The Rescue Attempt<p>To preempt the need for this kind of regulation, the U.S. Fish and Wildlife Service approved a <a href="https://www.fws.gov/savethemonarch/pdfs/Monarch%20CCAA-CCA%20Public%20Comment%20Documents/Monarch-Nationwide_CCAA-CCA_Draft.pdf" target="_blank">Nationwide Candidate Conservation Agreement for Monarch Butterflies</a>. Under this plan, "rights-of-way" landowners – energy and transportation companies and private owners – commit to restoring and creating millions of acres of pollinator habitat that have been decimated by land development and herbicide use in the past half-century.</p><p>The agreement was spearheaded by the <a href="http://rightofway.erc.uic.edu/" target="_blank">Rights-of-Way Habitat Working Group</a>, a collaboration between the University of Illinois Chicago's <a href="https://erc.uic.edu/" target="_blank" rel="noopener noreferrer">Energy Resources Center</a>, the Fish and Wildlife Service and over 40 organizations from the energy and transportation sectors. These sectors control "rights-of-way" corridors such as lands near power lines, oil pipelines, railroad tracks and interstates, all valuable to monarch habitat restoration.</p><p>Under the plan, partners voluntarily agree to commit a percentage of their land to host protected monarch habitat. In exchange, general operations on their land that might directly harm monarchs or destroy milkweed will not be subject to the enhanced regulation of the Endangered Species Act – protection that would last for 25 years if monarchs are listed as threatened.
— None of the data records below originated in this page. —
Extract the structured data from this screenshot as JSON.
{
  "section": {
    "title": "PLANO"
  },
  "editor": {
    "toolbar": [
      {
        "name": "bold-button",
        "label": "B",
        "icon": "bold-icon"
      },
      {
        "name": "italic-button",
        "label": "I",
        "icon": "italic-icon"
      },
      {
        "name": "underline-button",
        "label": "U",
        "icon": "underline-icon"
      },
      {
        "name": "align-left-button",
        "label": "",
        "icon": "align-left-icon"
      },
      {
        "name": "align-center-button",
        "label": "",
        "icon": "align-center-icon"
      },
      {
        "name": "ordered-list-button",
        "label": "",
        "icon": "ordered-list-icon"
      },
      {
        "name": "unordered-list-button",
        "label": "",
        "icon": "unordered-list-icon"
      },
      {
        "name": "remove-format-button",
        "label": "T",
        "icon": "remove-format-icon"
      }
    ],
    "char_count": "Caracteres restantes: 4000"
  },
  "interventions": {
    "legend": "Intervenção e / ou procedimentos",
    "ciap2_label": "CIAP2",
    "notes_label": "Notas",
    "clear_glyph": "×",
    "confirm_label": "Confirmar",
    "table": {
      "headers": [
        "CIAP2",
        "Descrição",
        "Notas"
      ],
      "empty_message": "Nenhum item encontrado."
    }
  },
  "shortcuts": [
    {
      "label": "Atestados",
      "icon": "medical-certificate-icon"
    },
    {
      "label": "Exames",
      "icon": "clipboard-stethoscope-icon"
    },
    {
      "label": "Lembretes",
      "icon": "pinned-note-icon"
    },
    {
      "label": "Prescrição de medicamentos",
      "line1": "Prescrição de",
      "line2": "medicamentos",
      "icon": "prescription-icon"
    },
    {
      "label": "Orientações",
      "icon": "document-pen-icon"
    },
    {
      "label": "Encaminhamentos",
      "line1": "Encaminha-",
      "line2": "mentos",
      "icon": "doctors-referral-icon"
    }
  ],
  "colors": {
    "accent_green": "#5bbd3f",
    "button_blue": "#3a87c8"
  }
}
The agreement is expected to create up to 2.3 million acres of new protected habitat, which ideally would avoid the need for a "threatened" listing.</p>
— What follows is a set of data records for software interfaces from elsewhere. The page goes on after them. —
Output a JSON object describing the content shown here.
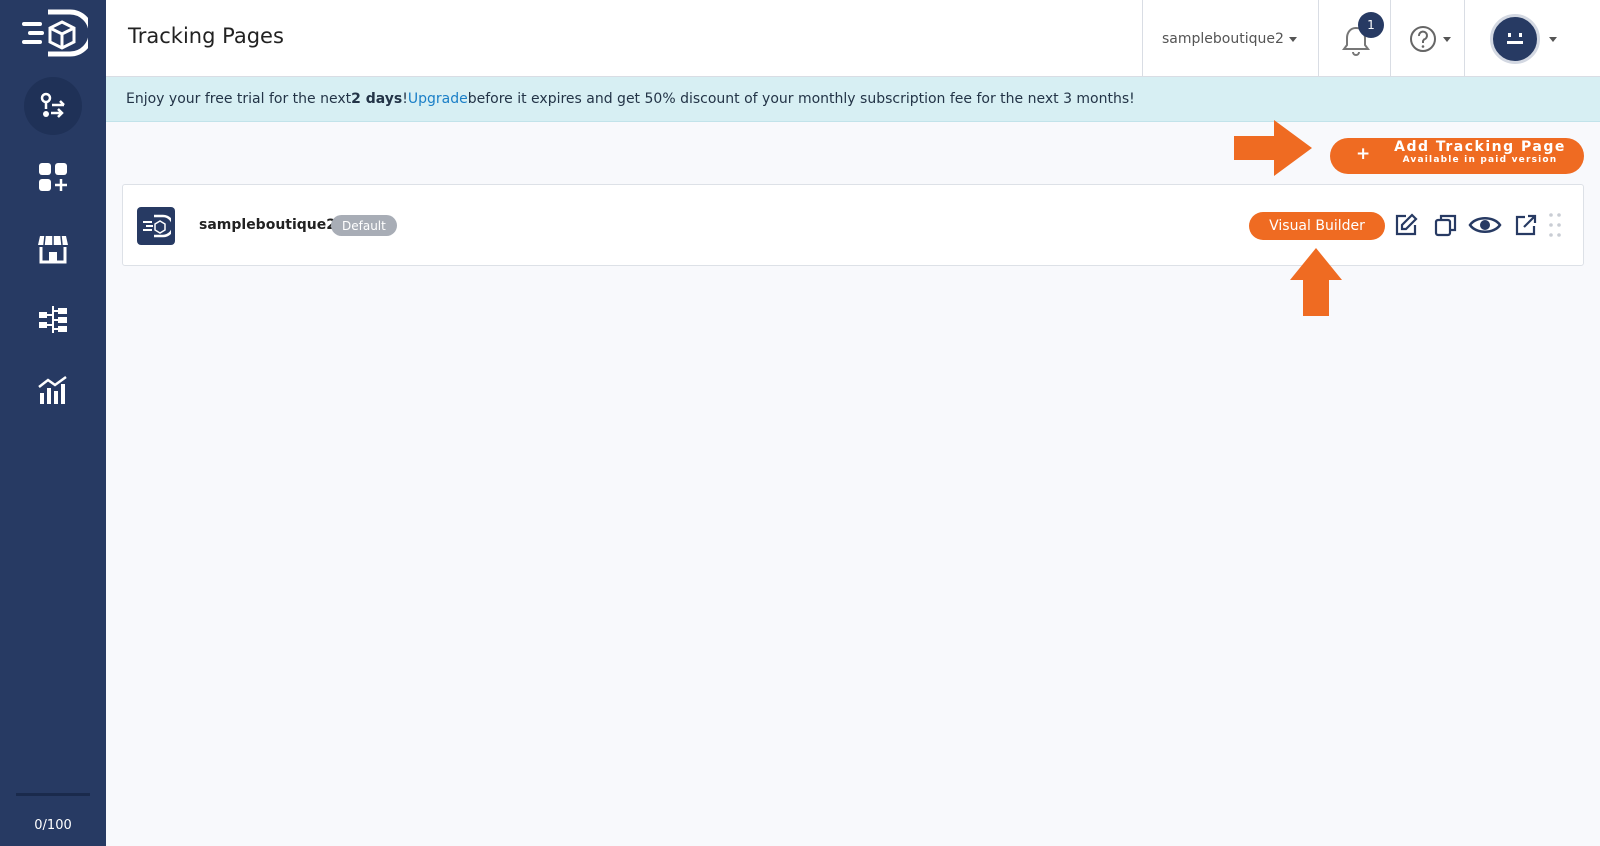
{
  "header": {
    "title": "Tracking Pages",
    "store_name": "sampleboutique2",
    "notification_count": "1"
  },
  "banner": {
    "text_before": "Enjoy your free trial for the next ",
    "days": "2 days",
    "exclaim": "!",
    "link": "Upgrade",
    "text_after": " before it expires and get 50% discount of your monthly subscription fee for the next 3 months!"
  },
  "add_button": {
    "plus": "+",
    "title": "Add Tracking Page",
    "subtitle": "Available in paid version"
  },
  "tracking_page": {
    "name": "sampleboutique2",
    "badge": "Default",
    "visual_builder_label": "Visual Builder"
  },
  "sidebar": {
    "items": [
      "shipments-icon",
      "add-apps-icon",
      "store-icon",
      "workflow-icon",
      "analytics-icon"
    ],
    "usage": "0/100"
  },
  "colors": {
    "sidebar": "#273a63",
    "accent": "#ef6b22",
    "banner": "#d7eff3",
    "link": "#1a7fc7"
  }
}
A Model for Collaboration<p>This agreement could be one of the few specific interventions that is big enough to allow researchers to quantify its impact on the size of the monarch population. Even if the agreement produces only 20% of its 2.3 million acre goal, this would still yield nearly half a million acres of new protected habitat. This would provide a powerful test of the role of declining breeding and nectaring habitat compared to other challenges to monarchs, such as climate change or pollution.</p><p>Scientists hope that data from this agreement will be made publicly available, like projects in the <a href="https://www.fws.gov/savethemonarch/MCD.html" target="_blank">Monarch Conservation Database</a>, which has tracked smaller on-the-ground conservation efforts since 2014. With this information we can continue to develop powerful new models with better accuracy for determining how different habitat factors, such as the number of milkweed stems or nectaring flowers on a landscape scale, affect the monarch population.</p><p>North America's monarch butterfly migration is one of the most awe-inspiring feats in the natural world. If this rescue plan succeeds, it could become a model for bridging different interests to achieve a common conservation goal.</p>
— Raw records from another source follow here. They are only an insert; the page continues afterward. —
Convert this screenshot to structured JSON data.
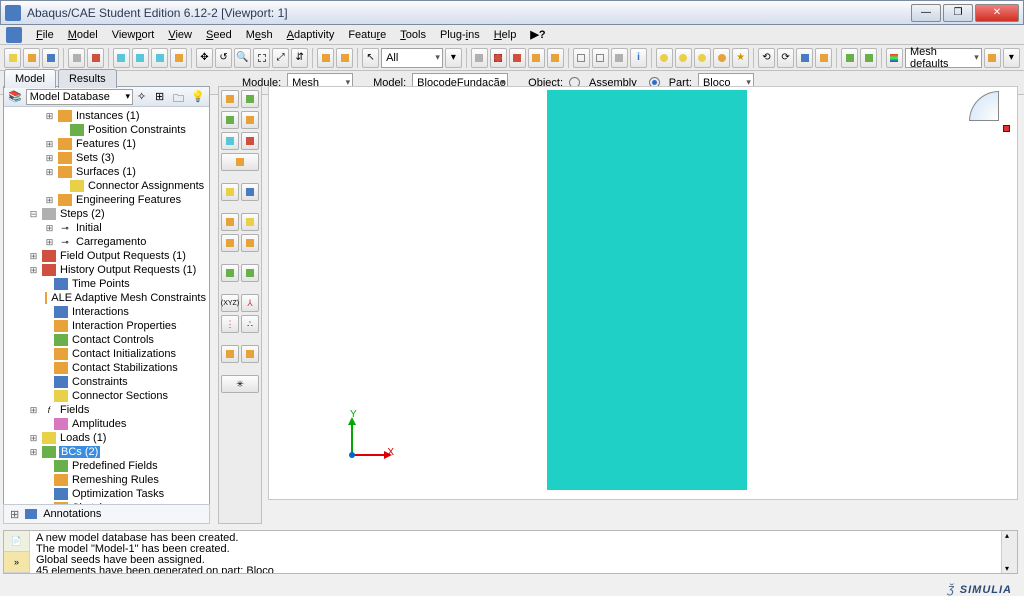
{
  "window": {
    "title": "Abaqus/CAE Student Edition 6.12-2 [Viewport: 1]"
  },
  "menu": {
    "file": "File",
    "model": "Model",
    "viewport": "Viewport",
    "view": "View",
    "seed": "Seed",
    "mesh": "Mesh",
    "adaptivity": "Adaptivity",
    "feature": "Feature",
    "tools": "Tools",
    "plugins": "Plug-ins",
    "help": "Help"
  },
  "toolbar": {
    "filter": "All",
    "renderopt": "Mesh defaults"
  },
  "context": {
    "module_label": "Module:",
    "module": "Mesh",
    "model_label": "Model:",
    "model": "BlocodeFundação",
    "object_label": "Object:",
    "assembly": "Assembly",
    "part_label": "Part:",
    "part": "Bloco"
  },
  "tabs": {
    "model": "Model",
    "results": "Results"
  },
  "treehdr": {
    "label": "Model Database"
  },
  "tree": {
    "instances": "Instances (1)",
    "posc": "Position Constraints",
    "features": "Features (1)",
    "sets": "Sets (3)",
    "surfaces": "Surfaces (1)",
    "connassign": "Connector Assignments",
    "engfeat": "Engineering Features",
    "steps": "Steps (2)",
    "initial": "Initial",
    "carreg": "Carregamento",
    "fieldout": "Field Output Requests (1)",
    "histout": "History Output Requests (1)",
    "timepts": "Time Points",
    "ale": "ALE Adaptive Mesh Constraints",
    "inter": "Interactions",
    "interprop": "Interaction Properties",
    "contactctrl": "Contact Controls",
    "contactinit": "Contact Initializations",
    "contactstab": "Contact Stabilizations",
    "constraints": "Constraints",
    "connsect": "Connector Sections",
    "fields": "Fields",
    "amplitudes": "Amplitudes",
    "loads": "Loads (1)",
    "bcs": "BCs (2)",
    "predef": "Predefined Fields",
    "remesh": "Remeshing Rules",
    "opttask": "Optimization Tasks",
    "sketches": "Sketches",
    "annotations": "Annotations"
  },
  "axes": {
    "x": "X",
    "y": "Y"
  },
  "brand": {
    "label": "SIMULIA"
  },
  "messages": {
    "l1": "A new model database has been created.",
    "l2": "The model \"Model-1\" has been created.",
    "l3": "Global seeds have been assigned.",
    "l4": "45 elements have been generated on part: Bloco"
  }
}
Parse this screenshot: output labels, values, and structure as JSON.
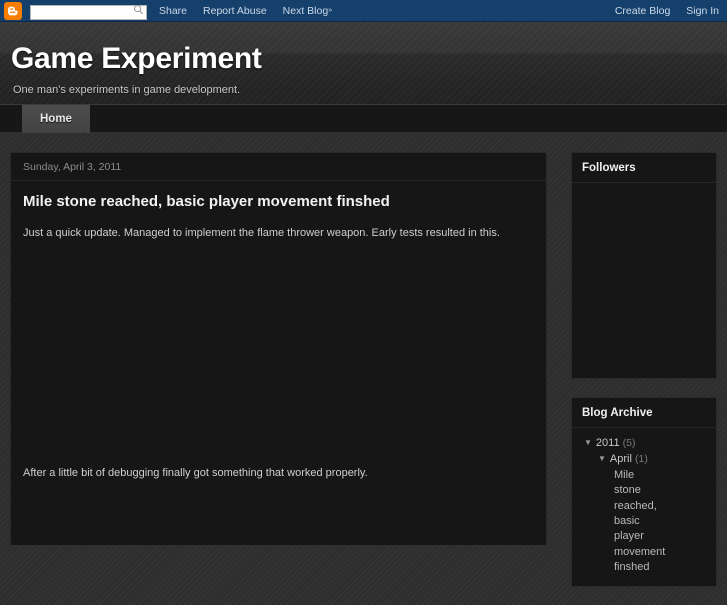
{
  "navbar": {
    "logo_icon": "blogger-b-icon",
    "search": {
      "value": "",
      "placeholder": "",
      "icon": "search-icon"
    },
    "links": [
      {
        "label": "Share"
      },
      {
        "label": "Report Abuse"
      },
      {
        "label": "Next Blog",
        "suffix": "»"
      }
    ],
    "right_links": [
      {
        "label": "Create Blog"
      },
      {
        "label": "Sign In"
      }
    ],
    "background_color": "#16406c",
    "logo_color": "#f57d00"
  },
  "header": {
    "title": "Game Experiment",
    "description": "One man's experiments in game development."
  },
  "tabs": [
    {
      "label": "Home",
      "selected": true
    }
  ],
  "main": {
    "post": {
      "date_header": "Sunday, April 3, 2011",
      "title": "Mile stone reached, basic player movement finshed",
      "paragraph_1": "Just a quick update. Managed to implement the flame thrower weapon. Early tests resulted in this.",
      "paragraph_2": "After a little bit of debugging finally got something that worked properly."
    }
  },
  "sidebar": {
    "followers": {
      "title": "Followers",
      "content": ""
    },
    "blog_archive": {
      "title": "Blog Archive",
      "items": [
        {
          "arrow": "▼",
          "label": "2011",
          "count": "(5)",
          "level": 1
        },
        {
          "arrow": "▼",
          "label": "April",
          "count": "(1)",
          "level": 2
        },
        {
          "arrow": "",
          "label": "Mile stone reached, basic player movement finshed",
          "count": "",
          "level": 3
        }
      ]
    }
  }
}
The annual Ig Nobel prizes were awarded Thursday by the science humor magazine Annals of Improbable Research for scientific experiments that seem somewhat absurd, but are also thought-provoking. This was the 30th year the awards have been presented, but the first time they were not presented at Harvard University. Instead, they were delivered in a 75-minute pre-recorded ceremony.